---------- Input data

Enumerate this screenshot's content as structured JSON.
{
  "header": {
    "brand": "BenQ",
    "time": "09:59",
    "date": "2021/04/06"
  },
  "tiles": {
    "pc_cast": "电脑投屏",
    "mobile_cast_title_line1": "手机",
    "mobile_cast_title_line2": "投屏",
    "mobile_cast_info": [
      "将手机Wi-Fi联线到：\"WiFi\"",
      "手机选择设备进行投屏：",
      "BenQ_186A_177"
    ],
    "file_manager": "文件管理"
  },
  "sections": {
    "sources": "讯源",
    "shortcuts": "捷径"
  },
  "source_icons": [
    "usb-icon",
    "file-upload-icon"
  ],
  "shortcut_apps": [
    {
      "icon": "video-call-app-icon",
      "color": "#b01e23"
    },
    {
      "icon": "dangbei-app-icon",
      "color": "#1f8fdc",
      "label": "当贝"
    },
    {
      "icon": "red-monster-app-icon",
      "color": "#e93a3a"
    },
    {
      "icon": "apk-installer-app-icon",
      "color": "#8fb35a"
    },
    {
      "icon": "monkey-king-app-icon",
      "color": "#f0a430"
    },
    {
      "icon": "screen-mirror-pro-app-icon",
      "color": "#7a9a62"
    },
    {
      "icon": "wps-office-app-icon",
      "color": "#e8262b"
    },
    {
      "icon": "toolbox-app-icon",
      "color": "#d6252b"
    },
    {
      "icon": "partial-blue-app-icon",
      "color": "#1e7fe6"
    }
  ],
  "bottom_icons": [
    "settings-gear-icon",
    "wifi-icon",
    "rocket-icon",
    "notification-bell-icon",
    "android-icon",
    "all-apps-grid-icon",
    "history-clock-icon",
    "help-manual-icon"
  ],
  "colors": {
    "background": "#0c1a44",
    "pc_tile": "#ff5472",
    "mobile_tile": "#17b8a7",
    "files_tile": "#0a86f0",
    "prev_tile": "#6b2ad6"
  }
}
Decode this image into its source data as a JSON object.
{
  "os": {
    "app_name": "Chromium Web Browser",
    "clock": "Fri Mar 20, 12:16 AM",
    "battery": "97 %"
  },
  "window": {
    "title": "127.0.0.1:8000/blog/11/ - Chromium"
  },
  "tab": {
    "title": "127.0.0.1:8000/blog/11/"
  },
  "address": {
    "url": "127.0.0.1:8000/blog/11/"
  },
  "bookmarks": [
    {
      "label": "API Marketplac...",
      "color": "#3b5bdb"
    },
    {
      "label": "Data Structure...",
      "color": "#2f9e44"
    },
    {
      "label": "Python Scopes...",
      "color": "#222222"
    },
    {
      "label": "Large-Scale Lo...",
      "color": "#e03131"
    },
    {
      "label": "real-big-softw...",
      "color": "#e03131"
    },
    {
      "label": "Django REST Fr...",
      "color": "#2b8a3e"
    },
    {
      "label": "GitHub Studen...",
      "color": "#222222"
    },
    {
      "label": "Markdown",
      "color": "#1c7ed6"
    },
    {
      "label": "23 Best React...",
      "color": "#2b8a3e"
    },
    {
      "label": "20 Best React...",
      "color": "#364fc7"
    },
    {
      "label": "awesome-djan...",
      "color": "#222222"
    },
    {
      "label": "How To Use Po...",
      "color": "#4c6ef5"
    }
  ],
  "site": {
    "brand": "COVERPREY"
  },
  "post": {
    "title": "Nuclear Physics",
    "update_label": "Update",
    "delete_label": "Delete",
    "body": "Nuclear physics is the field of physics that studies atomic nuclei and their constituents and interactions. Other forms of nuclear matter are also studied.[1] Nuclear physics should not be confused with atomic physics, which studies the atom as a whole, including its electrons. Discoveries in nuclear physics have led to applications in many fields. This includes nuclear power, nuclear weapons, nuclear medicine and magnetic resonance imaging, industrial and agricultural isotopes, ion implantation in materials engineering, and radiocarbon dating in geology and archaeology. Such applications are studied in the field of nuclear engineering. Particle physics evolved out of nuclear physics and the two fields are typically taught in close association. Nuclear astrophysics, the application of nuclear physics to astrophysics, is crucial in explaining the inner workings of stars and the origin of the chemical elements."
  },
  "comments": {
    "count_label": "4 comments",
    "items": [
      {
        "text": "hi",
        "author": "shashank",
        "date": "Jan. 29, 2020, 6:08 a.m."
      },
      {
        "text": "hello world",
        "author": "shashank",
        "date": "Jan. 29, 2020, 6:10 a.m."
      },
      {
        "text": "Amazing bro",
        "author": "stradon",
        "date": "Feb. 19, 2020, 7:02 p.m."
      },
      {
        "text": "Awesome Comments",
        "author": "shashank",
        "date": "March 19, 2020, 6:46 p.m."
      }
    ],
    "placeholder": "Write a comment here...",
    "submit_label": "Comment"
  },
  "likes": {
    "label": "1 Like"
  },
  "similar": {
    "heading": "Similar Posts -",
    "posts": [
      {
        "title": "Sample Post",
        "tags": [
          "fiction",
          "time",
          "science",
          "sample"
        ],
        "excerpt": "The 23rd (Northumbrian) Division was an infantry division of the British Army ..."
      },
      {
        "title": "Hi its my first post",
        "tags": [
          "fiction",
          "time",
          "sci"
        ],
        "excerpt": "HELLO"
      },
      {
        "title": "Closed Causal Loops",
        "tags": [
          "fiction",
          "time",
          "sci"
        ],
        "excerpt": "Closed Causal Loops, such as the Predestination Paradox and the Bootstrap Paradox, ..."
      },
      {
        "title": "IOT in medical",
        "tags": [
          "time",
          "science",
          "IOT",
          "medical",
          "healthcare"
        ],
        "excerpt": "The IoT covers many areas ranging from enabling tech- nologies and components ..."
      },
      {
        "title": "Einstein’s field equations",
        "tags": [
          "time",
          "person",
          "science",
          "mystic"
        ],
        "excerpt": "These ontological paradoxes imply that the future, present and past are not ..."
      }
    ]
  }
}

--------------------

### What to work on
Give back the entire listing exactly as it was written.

### Written response
Enumerate this screenshot's content as structured JSON.
{
  "header": {
    "brand": "BenQ",
    "time": "09:59",
    "date": "2021/04/06"
  },
  "tiles": {
    "pc_cast": "电脑投屏",
    "mobile_cast_title_line1": "手机",
    "mobile_cast_title_line2": "投屏",
    "mobile_cast_info": [
      "将手机Wi-Fi联线到：\"WiFi\"",
      "手机选择设备进行投屏：",
      "BenQ_186A_177"
    ],
    "file_manager": "文件管理"
  },
  "sections": {
    "sources": "讯源",
    "shortcuts": "捷径"
  },
  "source_icons": [
    "usb-icon",
    "file-upload-icon"
  ],
  "shortcut_apps": [
    {
      "icon": "video-call-app-icon",
      "color": "#b01e23"
    },
    {
      "icon": "dangbei-app-icon",
      "color": "#1f8fdc",
      "label": "当贝"
    },
    {
      "icon": "red-monster-app-icon",
      "color": "#e93a3a"
    },
    {
      "icon": "apk-installer-app-icon",
      "color": "#8fb35a"
    },
    {
      "icon": "monkey-king-app-icon",
      "color": "#f0a430"
    },
    {
      "icon": "screen-mirror-pro-app-icon",
      "color": "#7a9a62"
    },
    {
      "icon": "wps-office-app-icon",
      "color": "#e8262b"
    },
    {
      "icon": "toolbox-app-icon",
      "color": "#d6252b"
    },
    {
      "icon": "partial-blue-app-icon",
      "color": "#1e7fe6"
    }
  ],
  "bottom_icons": [
    "settings-gear-icon",
    "wifi-icon",
    "rocket-icon",
    "notification-bell-icon",
    "android-icon",
    "all-apps-grid-icon",
    "history-clock-icon",
    "help-manual-icon"
  ],
  "colors": {
    "background": "#0c1a44",
    "pc_tile": "#ff5472",
    "mobile_tile": "#17b8a7",
    "files_tile": "#0a86f0",
    "prev_tile": "#6b2ad6"
  }
}
Decode this image into its source data as a JSON object.
{
  "os": {
    "app_name": "Chromium Web Browser",
    "clock": "Fri Mar 20, 12:16 AM",
    "battery": "97 %"
  },
  "window": {
    "title": "127.0.0.1:8000/blog/11/ - Chromium"
  },
  "tab": {
    "title": "127.0.0.1:8000/blog/11/"
  },
  "address": {
    "url": "127.0.0.1:8000/blog/11/"
  },
  "bookmarks": [
    {
      "label": "API Marketplac...",
      "color": "#3b5bdb"
    },
    {
      "label": "Data Structure...",
      "color": "#2f9e44"
    },
    {
      "label": "Python Scopes...",
      "color": "#222222"
    },
    {
      "label": "Large-Scale Lo...",
      "color": "#e03131"
    },
    {
      "label": "real-big-softw...",
      "color": "#e03131"
    },
    {
      "label": "Django REST Fr...",
      "color": "#2b8a3e"
    },
    {
      "label": "GitHub Studen...",
      "color": "#222222"
    },
    {
      "label": "Markdown",
      "color": "#1c7ed6"
    },
    {
      "label": "23 Best React...",
      "color": "#2b8a3e"
    },
    {
      "label": "20 Best React...",
      "color": "#364fc7"
    },
    {
      "label": "awesome-djan...",
      "color": "#222222"
    },
    {
      "label": "How To Use Po...",
      "color": "#4c6ef5"
    }
  ],
  "site": {
    "brand": "COVERPREY"
  },
  "post": {
    "title": "Nuclear Physics",
    "update_label": "Update",
    "delete_label": "Delete",
    "body": "Nuclear physics is the field of physics that studies atomic nuclei and their constituents and interactions. Other forms of nuclear matter are also studied.[1] Nuclear physics should not be confused with atomic physics, which studies the atom as a whole, including its electrons. Discoveries in nuclear physics have led to applications in many fields. This includes nuclear power, nuclear weapons, nuclear medicine and magnetic resonance imaging, industrial and agricultural isotopes, ion implantation in materials engineering, and radiocarbon dating in geology and archaeology. Such applications are studied in the field of nuclear engineering. Particle physics evolved out of nuclear physics and the two fields are typically taught in close association. Nuclear astrophysics, the application of nuclear physics to astrophysics, is crucial in explaining the inner workings of stars and the origin of the chemical elements."
  },
  "comments": {
    "count_label": "4 comments",
    "items": [
      {
        "text": "hi",
        "author": "shashank",
        "date": "Jan. 29, 2020, 6:08 a.m."
      },
      {
        "text": "hello world",
        "author": "shashank",
        "date": "Jan. 29, 2020, 6:10 a.m."
      },
      {
        "text": "Amazing bro",
        "author": "stradon",
        "date": "Feb. 19, 2020, 7:02 p.m."
      },
      {
        "text": "Awesome Comments",
        "author": "shashank",
        "date": "March 19, 2020, 6:46 p.m."
      }
    ],
    "placeholder": "Write a comment here...",
    "submit_label": "Comment"
  },
  "likes": {
    "label": "1 Like"
  },
  "similar": {
    "heading": "Similar Posts -",
    "posts": [
      {
        "title": "Sample Post",
        "tags": [
          "fiction",
          "time",
          "science",
          "sample"
        ],
        "excerpt": "The 23rd (Northumbrian) Division was an infantry division of the British Army ..."
      },
      {
        "title": "Hi its my first post",
        "tags": [
          "fiction",
          "time",
          "sci"
        ],
        "excerpt": "HELLO"
      },
      {
        "title": "Closed Causal Loops",
        "tags": [
          "fiction",
          "time",
          "sci"
        ],
        "excerpt": "Closed Causal Loops, such as the Predestination Paradox and the Bootstrap Paradox, ..."
      },
      {
        "title": "IOT in medical",
        "tags": [
          "time",
          "science",
          "IOT",
          "medical",
          "healthcare"
        ],
        "excerpt": "The IoT covers many areas ranging from enabling tech- nologies and components ..."
      },
      {
        "title": "Einstein’s field equations",
        "tags": [
          "time",
          "person",
          "science",
          "mystic"
        ],
        "excerpt": "These ontological paradoxes imply that the future, present and past are not ..."
      }
    ]
  }
}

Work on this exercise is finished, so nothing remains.